A: What is your favorite place to be and why?
R: Ireland, for the reason above. I want to live there someday.
A: You said that you want to write a book about Poland. Why Poland?
R: Poland is one of the most interesting places I’ve encountered, so it would make for a great book if I were to write one about my travels through it. It’s also where I happened to be when I wanted to write a book about traveling… that’s the main reason. But I didn’t take good enough notes to write an entire book about it, now I’m writing a book about being in New York City for a month. I’m definitely taking better notes now! I would like to try again at a book about traveling through Poland if this current one works well.
A: Do you have a name for your book?
R: I do not have a title for it yet. Most titles I write come after the rest of the main content has been written as a rough draft, then I adjust the title sometimes as I write more drafts. I just have partial notes now since I’m still doing the trip for my current book, I’m in New York City now.
A: Where do you want to head next?
R: After New York City, I want to go to Memphis, Tennessee. I’ve never been to the South region of the United States unless you count just being on the train through northern Kentucky on the way to where I am now. I’ve heard the food is delicious!
A: For how long do you plan to travel?
R: I want to travel until I die of old age. Whether that’s realistic or not, I guess I’ll find out.
A: What does your family think about your travels? Do you have their support?
R: My family was worried at first, but accepted that this was what I wanted to do and that I was going to. I call them frequently to let them know I’m ok, and now they don’t worry nearly as much.
A: What is your philosophy about traveling?
R: I don’t know. I guess I’m always coming up with new parts of my philosophy for travel as I’m doing it, and I always will so… 42?
A: What is your message for the people who are reading this article?
R: Travel to the best of your ability. If you think your ability seems to hold you back, try harder. If you’ve tried all you can and you still can’t travel, take a walk outside, around your town. Take public transit if it’s available. When you become curious about the world and think about it in new ways, your world can become bigger. And in that way, you can travel to your hometown… it is truly just as important.
If you can travel around your region, your country, or internationally, do the same thing. Look at these new people, new environments, and new concepts as a geographer would. “How is it different or similar to things back home, or other places I’ve visited? In what new ways can I think about this?” This way, you will never find an excuse to be bored.
You might even come up with new ideas, or new concepts that you thought of while outside your hometown, or out in your city, that relate to problems back home. You might apply these to fix them. When we travel anywhere outside the abode we live in, we can all help the world by thinking this way. Traveling to further-away places just makes it easier to think that way, so don’t waste the opportunity if you can travel farther.

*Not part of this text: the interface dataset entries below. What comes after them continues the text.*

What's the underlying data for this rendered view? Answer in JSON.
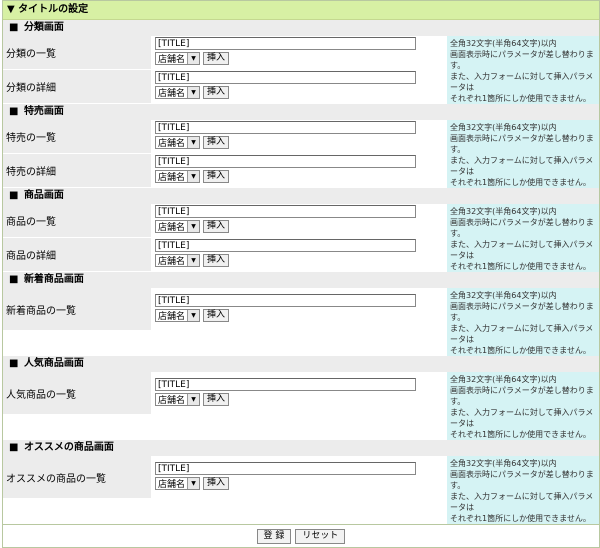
{
  "header": {
    "title": "▼ タイトルの設定"
  },
  "sections": [
    {
      "title": "分類画面",
      "rows": [
        {
          "label": "分類の一覧",
          "value": "[TITLE]",
          "select": "店舗名",
          "insert": "挿入"
        },
        {
          "label": "分類の詳細",
          "value": "[TITLE]",
          "select": "店舗名",
          "insert": "挿入"
        }
      ],
      "note": [
        "全角32文字(半角64文字)以内",
        "画面表示時にパラメータが差し替わります。",
        "また、入力フォームに対して挿入パラメータは",
        "それぞれ1箇所にしか使用できません。"
      ]
    },
    {
      "title": "特売画面",
      "rows": [
        {
          "label": "特売の一覧",
          "value": "[TITLE]",
          "select": "店舗名",
          "insert": "挿入"
        },
        {
          "label": "特売の詳細",
          "value": "[TITLE]",
          "select": "店舗名",
          "insert": "挿入"
        }
      ],
      "note": [
        "全角32文字(半角64文字)以内",
        "画面表示時にパラメータが差し替わります。",
        "また、入力フォームに対して挿入パラメータは",
        "それぞれ1箇所にしか使用できません。"
      ]
    },
    {
      "title": "商品画面",
      "rows": [
        {
          "label": "商品の一覧",
          "value": "[TITLE]",
          "select": "店舗名",
          "insert": "挿入"
        },
        {
          "label": "商品の詳細",
          "value": "[TITLE]",
          "select": "店舗名",
          "insert": "挿入"
        }
      ],
      "note": [
        "全角32文字(半角64文字)以内",
        "画面表示時にパラメータが差し替わります。",
        "また、入力フォームに対して挿入パラメータは",
        "それぞれ1箇所にしか使用できません。"
      ]
    },
    {
      "title": "新着商品画面",
      "rows": [
        {
          "label": "新着商品の一覧",
          "value": "[TITLE]",
          "select": "店舗名",
          "insert": "挿入"
        }
      ],
      "note": [
        "全角32文字(半角64文字)以内",
        "画面表示時にパラメータが差し替わります。",
        "また、入力フォームに対して挿入パラメータは",
        "それぞれ1箇所にしか使用できません。"
      ]
    },
    {
      "title": "人気商品画面",
      "rows": [
        {
          "label": "人気商品の一覧",
          "value": "[TITLE]",
          "select": "店舗名",
          "insert": "挿入"
        }
      ],
      "note": [
        "全角32文字(半角64文字)以内",
        "画面表示時にパラメータが差し替わります。",
        "また、入力フォームに対して挿入パラメータは",
        "それぞれ1箇所にしか使用できません。"
      ]
    },
    {
      "title": "オススメの商品画面",
      "rows": [
        {
          "label": "オススメの商品の一覧",
          "value": "[TITLE]",
          "select": "店舗名",
          "insert": "挿入"
        }
      ],
      "note": [
        "全角32文字(半角64文字)以内",
        "画面表示時にパラメータが差し替わります。",
        "また、入力フォームに対して挿入パラメータは",
        "それぞれ1箇所にしか使用できません。"
      ]
    }
  ],
  "footer": {
    "submit": "登 録",
    "reset": "リセット"
  },
  "section_marker": "■",
  "colors": {
    "title_bar": "#d7f0a4",
    "label_bg": "#ececec",
    "note_bg": "#d5f3f4"
  }
}
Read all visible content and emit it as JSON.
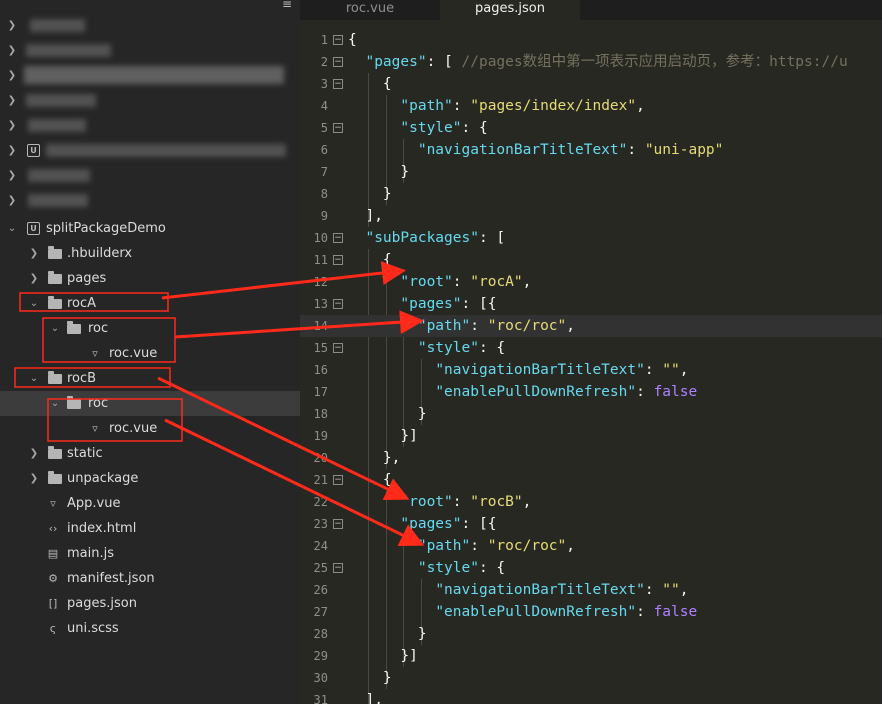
{
  "tabs": [
    {
      "label": "roc.vue",
      "active": false
    },
    {
      "label": "pages.json",
      "active": true
    }
  ],
  "sidebar": {
    "project_name": "splitPackageDemo",
    "tree": [
      {
        "label": ".hbuilderx",
        "type": "folder"
      },
      {
        "label": "pages",
        "type": "folder"
      },
      {
        "label": "rocA",
        "type": "folder"
      },
      {
        "label": "roc",
        "type": "folder"
      },
      {
        "label": "roc.vue",
        "type": "vue"
      },
      {
        "label": "rocB",
        "type": "folder"
      },
      {
        "label": "roc",
        "type": "folder"
      },
      {
        "label": "roc.vue",
        "type": "vue"
      },
      {
        "label": "static",
        "type": "folder"
      },
      {
        "label": "unpackage",
        "type": "folder"
      },
      {
        "label": "App.vue",
        "type": "vue"
      },
      {
        "label": "index.html",
        "type": "html"
      },
      {
        "label": "main.js",
        "type": "js"
      },
      {
        "label": "manifest.json",
        "type": "json"
      },
      {
        "label": "pages.json",
        "type": "json"
      },
      {
        "label": "uni.scss",
        "type": "scss"
      }
    ]
  },
  "code_lines": [
    {
      "n": "1",
      "t": "{"
    },
    {
      "n": "2",
      "t": "  \"pages\": [ //pages数组中第一项表示应用启动页，参考：https://u"
    },
    {
      "n": "3",
      "t": "    {"
    },
    {
      "n": "4",
      "t": "      \"path\": \"pages/index/index\","
    },
    {
      "n": "5",
      "t": "      \"style\": {"
    },
    {
      "n": "6",
      "t": "        \"navigationBarTitleText\": \"uni-app\""
    },
    {
      "n": "7",
      "t": "      }"
    },
    {
      "n": "8",
      "t": "    }"
    },
    {
      "n": "9",
      "t": "  ],"
    },
    {
      "n": "10",
      "t": "  \"subPackages\": ["
    },
    {
      "n": "11",
      "t": "    {"
    },
    {
      "n": "12",
      "t": "      \"root\": \"rocA\","
    },
    {
      "n": "13",
      "t": "      \"pages\": [{"
    },
    {
      "n": "14",
      "t": "        \"path\": \"roc/roc\","
    },
    {
      "n": "15",
      "t": "        \"style\": {"
    },
    {
      "n": "16",
      "t": "          \"navigationBarTitleText\": \"\","
    },
    {
      "n": "17",
      "t": "          \"enablePullDownRefresh\": false"
    },
    {
      "n": "18",
      "t": "        }"
    },
    {
      "n": "19",
      "t": "      }]"
    },
    {
      "n": "20",
      "t": "    },"
    },
    {
      "n": "21",
      "t": "    {"
    },
    {
      "n": "22",
      "t": "      \"root\": \"rocB\","
    },
    {
      "n": "23",
      "t": "      \"pages\": [{"
    },
    {
      "n": "24",
      "t": "        \"path\": \"roc/roc\","
    },
    {
      "n": "25",
      "t": "        \"style\": {"
    },
    {
      "n": "26",
      "t": "          \"navigationBarTitleText\": \"\","
    },
    {
      "n": "27",
      "t": "          \"enablePullDownRefresh\": false"
    },
    {
      "n": "28",
      "t": "        }"
    },
    {
      "n": "29",
      "t": "      }]"
    },
    {
      "n": "30",
      "t": "    }"
    },
    {
      "n": "31",
      "t": "  ],"
    }
  ],
  "current_line": "14",
  "colors": {
    "annotation": "#ff2a1a",
    "string": "#e6db74",
    "key": "#66d9ef",
    "boolean": "#ae81ff"
  }
}
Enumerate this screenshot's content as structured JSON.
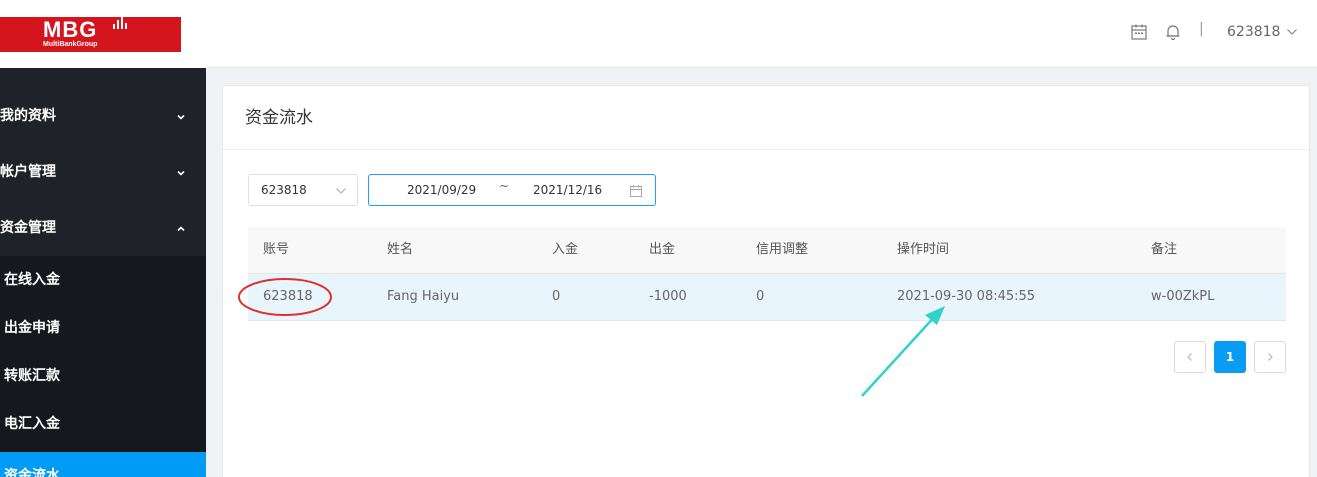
{
  "brand": {
    "logo_text": "MBG",
    "logo_subtext": "MultiBankGroup",
    "color": "#d5151d"
  },
  "sidebar": {
    "parents": [
      {
        "label": "我的资料",
        "expanded": false
      },
      {
        "label": "帐户管理",
        "expanded": false
      },
      {
        "label": "资金管理",
        "expanded": true
      }
    ],
    "children": [
      {
        "label": "在线入金",
        "active": false
      },
      {
        "label": "出金申请",
        "active": false
      },
      {
        "label": "转账汇款",
        "active": false
      },
      {
        "label": "电汇入金",
        "active": false
      },
      {
        "label": "资金流水",
        "active": true
      }
    ]
  },
  "header": {
    "icons": [
      "calendar-icon",
      "bell-icon"
    ],
    "separator": "|",
    "user": "623818"
  },
  "panel": {
    "title": "资金流水",
    "filters": {
      "account_select": "623818",
      "date_start": "2021/09/29",
      "date_sep": "~",
      "date_end": "2021/12/16"
    },
    "table": {
      "columns": [
        "账号",
        "姓名",
        "入金",
        "出金",
        "信用调整",
        "操作时间",
        "备注"
      ],
      "rows": [
        [
          "623818",
          "Fang Haiyu",
          "0",
          "-1000",
          "0",
          "2021-09-30 08:45:55",
          "w-00ZkPL"
        ]
      ]
    },
    "pagination": {
      "current": "1"
    }
  },
  "colors": {
    "accent": "#009bf5",
    "sidebar_bg": "#20222a",
    "highlight_row": "#e8f5fd",
    "annotation_red": "#e0302e",
    "annotation_teal": "#2fd3c9"
  }
}
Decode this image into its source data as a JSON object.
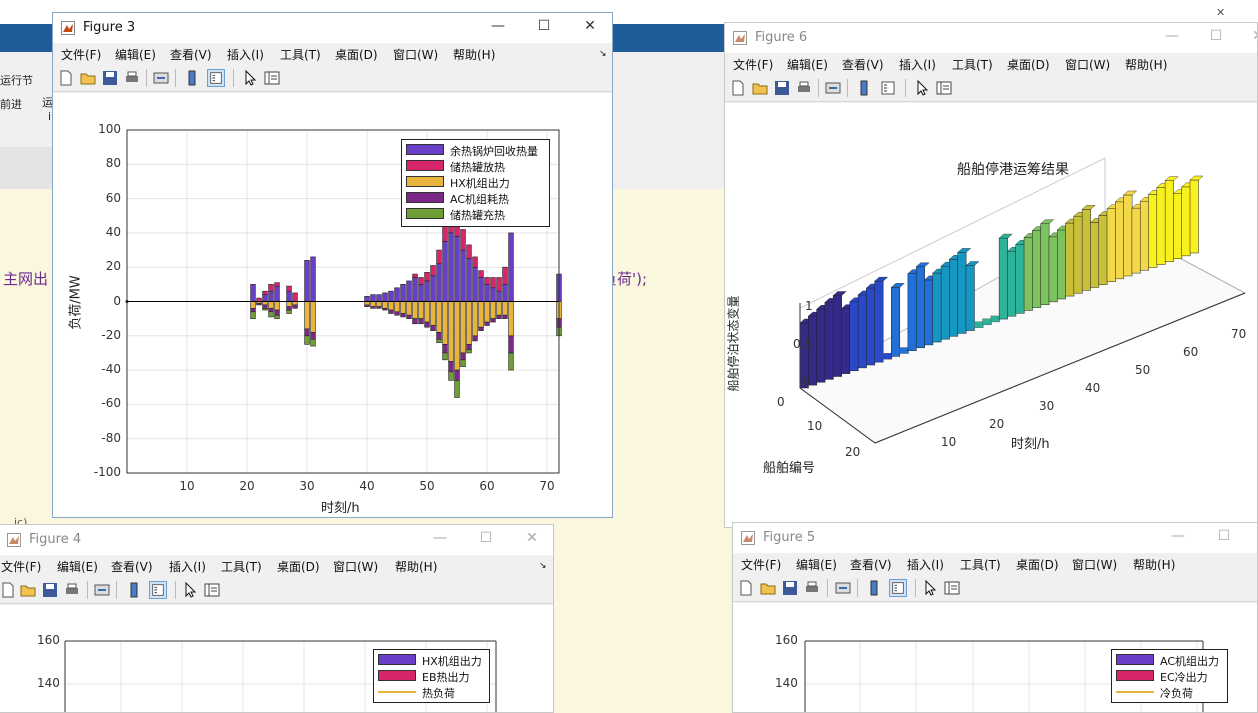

A: Thank you, Robin, for sharing your experience with us.
Safe travels and hope to see you soon somewhere.
If you want to find out more about his stories, you can follow Robin here: